‘Caremongering’ breaks out in Slave Lake

Pearl Lorentzen
Lakeside Leader

Independent of each other, Nichol (Nicki) Ward and Cory Hughes, in Slave Lake, both started delivering essential items for people who couldn’t shop because of COVID-19.

“It was just a thought I had,” says Hughes.

Since he started, he’s helped two to three people a day.

“I’ve also been there to just talk to people,” he says. The other day, he delivered food to a man whose wife had just died. The pandemic was making it difficult for the man to plan the funeral. He needed someone to talk to.

Ward’s son was six months old when the Slave Lake Fire happened. She was struck by how willing Slave Lakers are to help out. In her 10 years in Slave Lake, she’s become very involved in this aspect of small town life.

When the pandemic started, she was looking for a way to help out. She came across articles on ‘Caremongering’ – a Canada-wide movement of volunteers. The premise is simple. It is an open Facebook group called Caremongering Slave Lake. People post either their need or what they can offer.

The vast majority has been deliveries, so far, says Ward. Volunteers have delivered food bank items, groceries, medical and other essential needs to people who don’t have transportation or who are in isolation. They have helped seniors, people with chronic health conditions, and people under mandatory isolation.

Ward enjoys being able to give back to organizations like the food bank.
As unemployment rises, the food bank is busier.

In March, there were around 20 new families, says Slave Lake Native Friendship Centre executive-director Barb Courtorielle.

On April 3, Courtorielle posted on Facebook in response to numerous questions about the food bank.
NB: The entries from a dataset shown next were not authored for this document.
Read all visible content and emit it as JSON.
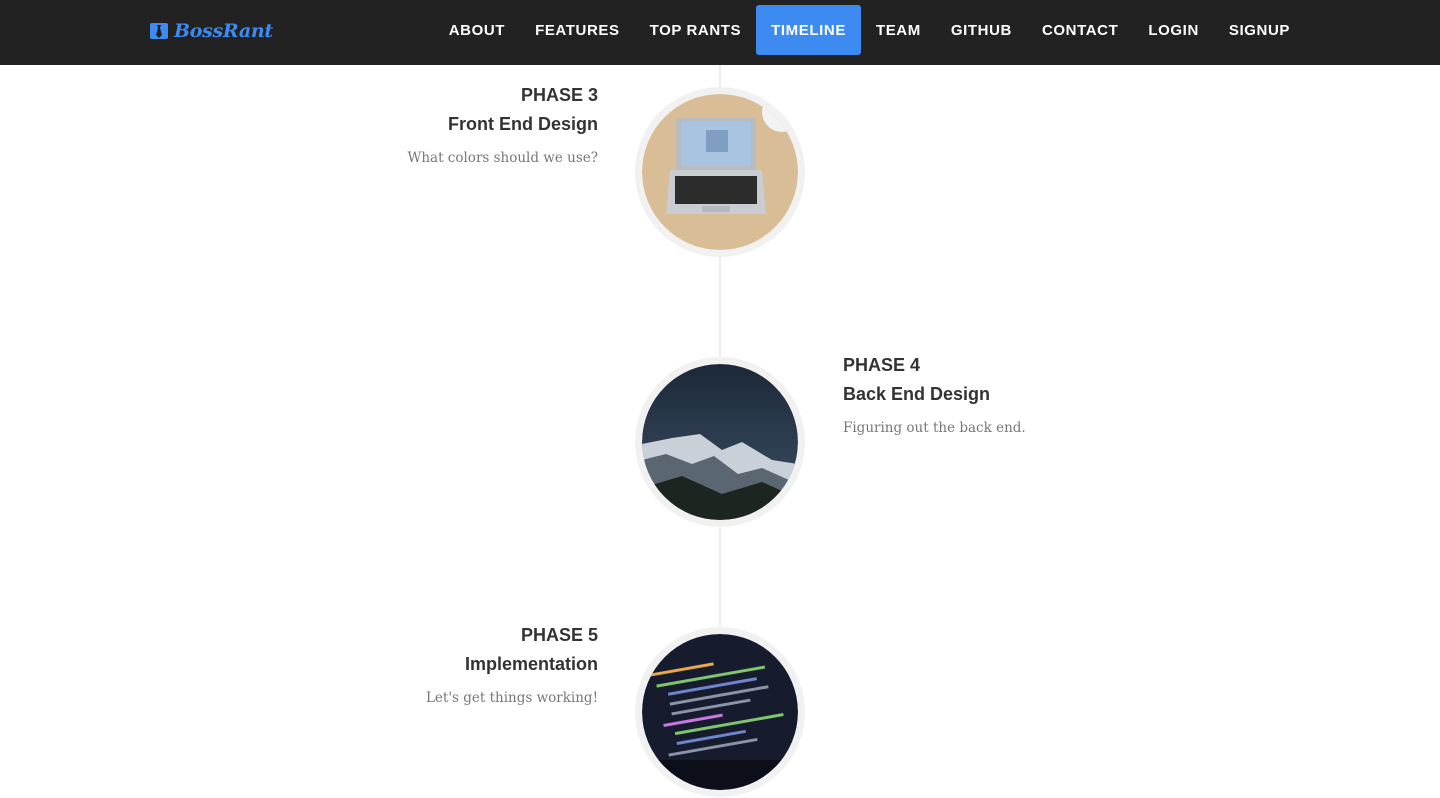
{
  "brand": {
    "name": "BossRant",
    "icon": "tie-icon",
    "color": "#3d8bf0"
  },
  "nav": {
    "items": [
      {
        "label": "ABOUT",
        "active": false
      },
      {
        "label": "FEATURES",
        "active": false
      },
      {
        "label": "TOP RANTS",
        "active": false
      },
      {
        "label": "TIMELINE",
        "active": true
      },
      {
        "label": "TEAM",
        "active": false
      },
      {
        "label": "GITHUB",
        "active": false
      },
      {
        "label": "CONTACT",
        "active": false
      },
      {
        "label": "LOGIN",
        "active": false
      },
      {
        "label": "SIGNUP",
        "active": false
      }
    ],
    "active_color": "#3d8bf0",
    "background": "#222222"
  },
  "timeline": {
    "items": [
      {
        "phase": "PHASE 3",
        "title": "Front End Design",
        "description": "What colors should we use?",
        "image": "laptop-on-desk-photo"
      },
      {
        "phase": "PHASE 4",
        "title": "Back End Design",
        "description": "Figuring out the back end.",
        "image": "snowy-mountain-night-photo"
      },
      {
        "phase": "PHASE 5",
        "title": "Implementation",
        "description": "Let's get things working!",
        "image": "code-on-screen-photo"
      }
    ]
  }
}
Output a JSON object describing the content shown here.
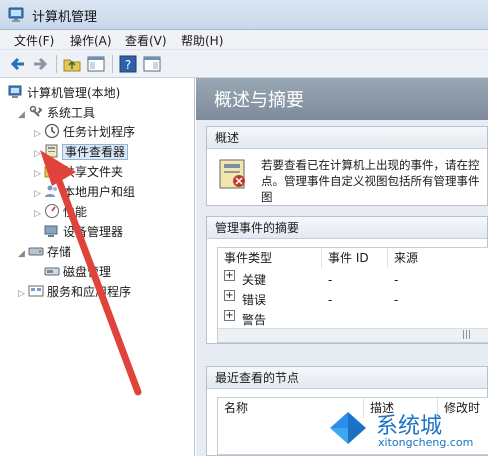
{
  "window": {
    "title": "计算机管理"
  },
  "menu": [
    "文件(F)",
    "操作(A)",
    "查看(V)",
    "帮助(H)"
  ],
  "tree": {
    "root": "计算机管理(本地)",
    "system_tools": "系统工具",
    "task_scheduler": "任务计划程序",
    "event_viewer": "事件查看器",
    "shared_folders": "共享文件夹",
    "local_users": "本地用户和组",
    "performance": "性能",
    "device_manager": "设备管理器",
    "storage": "存储",
    "disk_management": "磁盘管理",
    "services_apps": "服务和应用程序"
  },
  "right": {
    "header": "概述与摘要",
    "overview_title": "概述",
    "overview_text": "若要查看已在计算机上出现的事件，请在控点。管理事件自定义视图包括所有管理事件图",
    "summary_title": "管理事件的摘要",
    "columns": [
      "事件类型",
      "事件 ID",
      "来源"
    ],
    "rows": [
      {
        "type": "关键",
        "id": "-",
        "source": "-"
      },
      {
        "type": "错误",
        "id": "-",
        "source": "-"
      },
      {
        "type": "警告",
        "id": "",
        "source": ""
      }
    ],
    "recent_title": "最近查看的节点",
    "recent_columns": [
      "名称",
      "描述",
      "修改时"
    ]
  },
  "watermark": {
    "brand": "系统城",
    "url": "xitongcheng.com"
  },
  "colors": {
    "arrow": "#e0433a",
    "accent": "#1a73c8"
  }
}
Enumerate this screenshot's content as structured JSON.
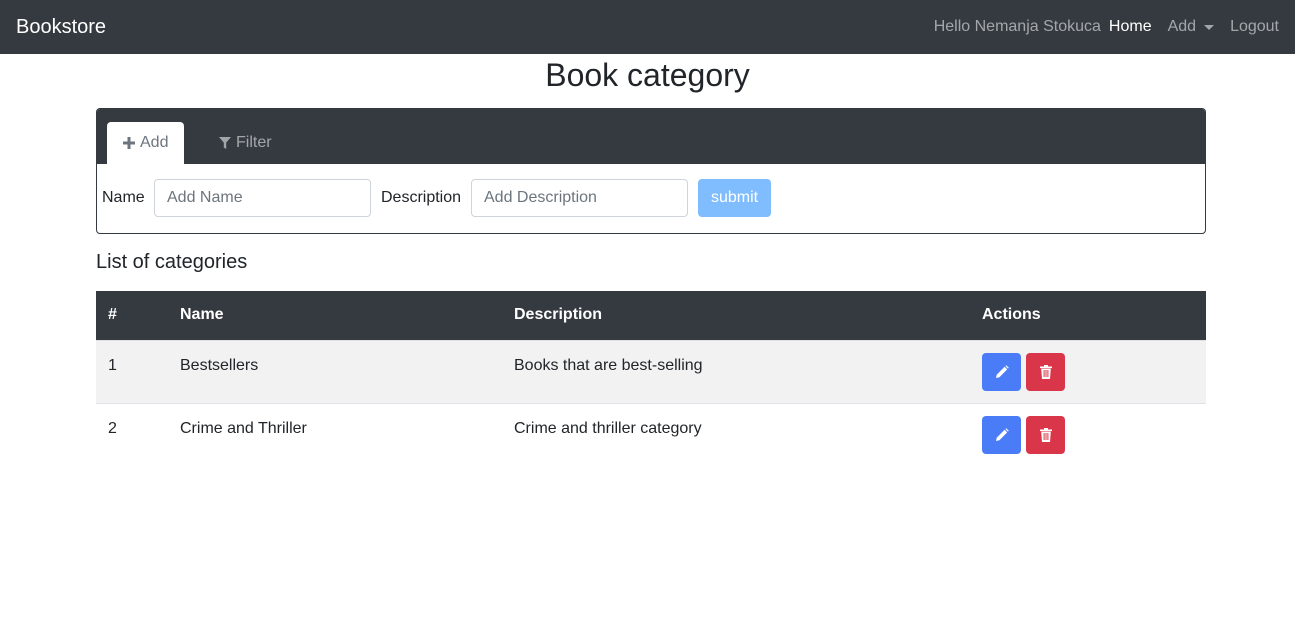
{
  "navbar": {
    "brand": "Bookstore",
    "greeting": "Hello Nemanja Stokuca",
    "home": "Home",
    "add": "Add",
    "logout": "Logout"
  },
  "page": {
    "title": "Book category"
  },
  "panel": {
    "tabs": [
      {
        "label": "Add",
        "icon": "plus-icon",
        "active": true
      },
      {
        "label": "Filter",
        "icon": "filter-icon",
        "active": false
      }
    ],
    "form": {
      "name_label": "Name",
      "name_placeholder": "Add Name",
      "name_value": "",
      "description_label": "Description",
      "description_placeholder": "Add Description",
      "description_value": "",
      "submit_label": "submit"
    }
  },
  "list": {
    "title": "List of categories",
    "columns": [
      "#",
      "Name",
      "Description",
      "Actions"
    ],
    "rows": [
      {
        "id": "1",
        "name": "Bestsellers",
        "description": "Books that are best-selling"
      },
      {
        "id": "2",
        "name": "Crime and Thriller",
        "description": "Crime and thriller category"
      }
    ],
    "action_icons": [
      "pencil-icon",
      "trash-icon"
    ]
  },
  "colors": {
    "navbar_bg": "#343a40",
    "edit_button": "#4a7cf7",
    "delete_button": "#d9364a",
    "submit_button": "#80bdff"
  }
}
“If you run short of food any time we are here to help you no questions asked, just bring Alberta Health Care (cards) for all the people in your home, also (a) recent bill or lease for where you are living. If you are couch-surfing we just need a signed note from (the) homeowner. If there are two families living together just put all names on one application.

“For some of the clients who are in isolation we are working with some great community members who are doing deliveries. The food bank hours are open 10 a.m. to 2 p.m. Monday through Friday.

“With the high unemployment rate it is very hard to be able to put all the food you need on the table. We are here to help with the basic so you can buy those extras.

“We are keeping in mind the children who are home from school and are giving out fresh fruit and more snacks. We also have food for your pets while supplies last. Slave Lake Food Bank is for everyone. Please stay safe everyone.”

The community has stepped up to support the food bank. Sobeys started delivering; both Walmart and No Frills make donations through Food Bank Canada. Individuals have raised money.

“The support is great,” she says. “I can’t express how grateful I am to this community.”

As the main part of the Friendship Centre is closed, the food bank is run by Friendship Centre staff instead of volunteers. It is also using the fridges in the kitchen to store milk and fresh fruit and vegetables for families. This is supported by Canada Breakfast and is new for the food bank.

People can donate to through Food Bank Canada, put money on the tab at Sobeys, or send a cheque.

Share this post

Post Comment